What is melanoma?
Melanoma is a type of skin cancer that is less common than other cancers, yet it is considered the most dangerous because it can metastasize (spread) to other parts of the body. This year, it is estimated that more than 90,000 people will be diagnosed with melanoma.
Melanoma is the most frequently diagnosed cancer in adults ages 20 to 30, and the leading cause of cancer death in young women ages 25 to 30.
Melanoma occurs when malignant (cancerous) cells grow in the skin’s melanocytes, which are the cells in the deepest layer of the epidermis (the outermost layer of the skin) and give the skin its color or pigment.
Though melanoma is most common in adults, it can also be diagnosed in children and adolescents.
Melanoma often begins with a mole or a patch of skin, usually on sun-exposed skin like the head (especially the face/nose), neck, arms, legs and midsection.
When melanoma begins in the skin, it is called cutaneous melanoma.
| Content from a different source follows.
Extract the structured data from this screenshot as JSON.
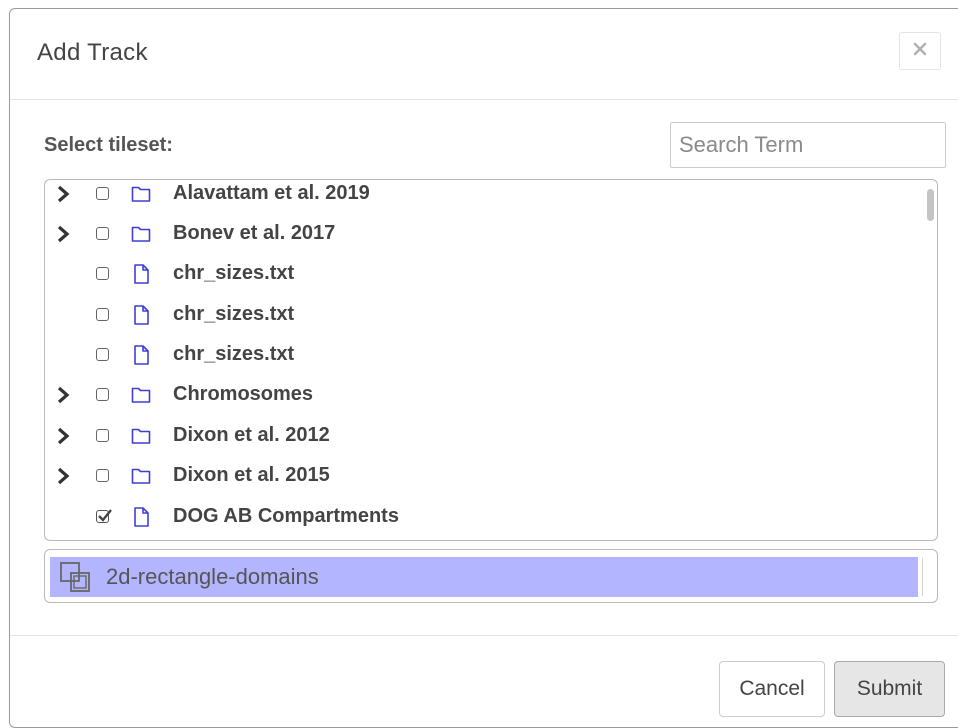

It also can occur in mucous membranes, tissues that cover surfaces like the lips, and in the eye (this type of skin cancer is called ocular melanoma).
The skin cancer specialists at the Multidisciplinary Skin Cancer Clinic at Miami Cancer Institute combine world-recognized medical expertise, innovation and compassionate care to detect and treat your specific cancer, creating precise, personalized treatment plans that incorporate groundbreaking discoveries, collaborations with other world-renowned cancer researchers, and the best individualized treatment just for you.